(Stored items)
#####
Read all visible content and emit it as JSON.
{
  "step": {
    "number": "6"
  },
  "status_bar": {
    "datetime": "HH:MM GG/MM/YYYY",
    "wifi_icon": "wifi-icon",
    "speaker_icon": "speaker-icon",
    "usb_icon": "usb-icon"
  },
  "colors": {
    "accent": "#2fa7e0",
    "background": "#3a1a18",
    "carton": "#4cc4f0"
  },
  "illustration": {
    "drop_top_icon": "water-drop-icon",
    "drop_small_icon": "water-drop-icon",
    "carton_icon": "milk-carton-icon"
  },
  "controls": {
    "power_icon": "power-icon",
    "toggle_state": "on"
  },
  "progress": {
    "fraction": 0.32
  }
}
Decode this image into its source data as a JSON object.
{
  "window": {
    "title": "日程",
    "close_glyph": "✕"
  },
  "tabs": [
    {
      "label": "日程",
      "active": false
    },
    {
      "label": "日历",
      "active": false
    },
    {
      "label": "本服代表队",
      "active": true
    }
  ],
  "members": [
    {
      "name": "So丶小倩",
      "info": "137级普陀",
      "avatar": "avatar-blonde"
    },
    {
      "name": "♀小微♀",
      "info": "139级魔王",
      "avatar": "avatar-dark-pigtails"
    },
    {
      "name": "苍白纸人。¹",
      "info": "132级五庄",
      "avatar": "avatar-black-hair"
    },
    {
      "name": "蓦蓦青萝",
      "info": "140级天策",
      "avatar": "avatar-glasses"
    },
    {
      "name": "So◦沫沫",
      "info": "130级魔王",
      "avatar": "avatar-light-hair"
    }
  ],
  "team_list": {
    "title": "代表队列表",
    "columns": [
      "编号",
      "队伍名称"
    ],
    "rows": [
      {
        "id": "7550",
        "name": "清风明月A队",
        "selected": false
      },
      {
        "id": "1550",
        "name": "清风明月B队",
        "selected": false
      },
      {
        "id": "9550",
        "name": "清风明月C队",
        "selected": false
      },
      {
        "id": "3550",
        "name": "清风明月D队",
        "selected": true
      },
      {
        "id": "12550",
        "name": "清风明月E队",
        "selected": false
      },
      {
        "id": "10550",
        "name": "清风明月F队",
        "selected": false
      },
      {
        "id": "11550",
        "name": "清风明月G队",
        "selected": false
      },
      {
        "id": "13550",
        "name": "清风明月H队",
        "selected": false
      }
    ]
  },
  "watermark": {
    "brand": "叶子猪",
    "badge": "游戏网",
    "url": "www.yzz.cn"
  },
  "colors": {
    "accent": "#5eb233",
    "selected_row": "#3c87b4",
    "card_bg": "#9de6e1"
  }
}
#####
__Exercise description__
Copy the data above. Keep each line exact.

__Exercise output__
Read all visible content and emit it as JSON.
{
  "step": {
    "number": "6"
  },
  "status_bar": {
    "datetime": "HH:MM GG/MM/YYYY",
    "wifi_icon": "wifi-icon",
    "speaker_icon": "speaker-icon",
    "usb_icon": "usb-icon"
  },
  "colors": {
    "accent": "#2fa7e0",
    "background": "#3a1a18",
    "carton": "#4cc4f0"
  },
  "illustration": {
    "drop_top_icon": "water-drop-icon",
    "drop_small_icon": "water-drop-icon",
    "carton_icon": "milk-carton-icon"
  },
  "controls": {
    "power_icon": "power-icon",
    "toggle_state": "on"
  },
  "progress": {
    "fraction": 0.32
  }
}
Decode this image into its source data as a JSON object.
{
  "window": {
    "title": "日程",
    "close_glyph": "✕"
  },
  "tabs": [
    {
      "label": "日程",
      "active": false
    },
    {
      "label": "日历",
      "active": false
    },
    {
      "label": "本服代表队",
      "active": true
    }
  ],
  "members": [
    {
      "name": "So丶小倩",
      "info": "137级普陀",
      "avatar": "avatar-blonde"
    },
    {
      "name": "♀小微♀",
      "info": "139级魔王",
      "avatar": "avatar-dark-pigtails"
    },
    {
      "name": "苍白纸人。¹",
      "info": "132级五庄",
      "avatar": "avatar-black-hair"
    },
    {
      "name": "蓦蓦青萝",
      "info": "140级天策",
      "avatar": "avatar-glasses"
    },
    {
      "name": "So◦沫沫",
      "info": "130级魔王",
      "avatar": "avatar-light-hair"
    }
  ],
  "team_list": {
    "title": "代表队列表",
    "columns": [
      "编号",
      "队伍名称"
    ],
    "rows": [
      {
        "id": "7550",
        "name": "清风明月A队",
        "selected": false
      },
      {
        "id": "1550",
        "name": "清风明月B队",
        "selected": false
      },
      {
        "id": "9550",
        "name": "清风明月C队",
        "selected": false
      },
      {
        "id": "3550",
        "name": "清风明月D队",
        "selected": true
      },
      {
        "id": "12550",
        "name": "清风明月E队",
        "selected": false
      },
      {
        "id": "10550",
        "name": "清风明月F队",
        "selected": false
      },
      {
        "id": "11550",
        "name": "清风明月G队",
        "selected": false
      },
      {
        "id": "13550",
        "name": "清风明月H队",
        "selected": false
      }
    ]
  },
  "watermark": {
    "brand": "叶子猪",
    "badge": "游戏网",
    "url": "www.yzz.cn"
  },
  "colors": {
    "accent": "#5eb233",
    "selected_row": "#3c87b4",
    "card_bg": "#9de6e1"
  }
}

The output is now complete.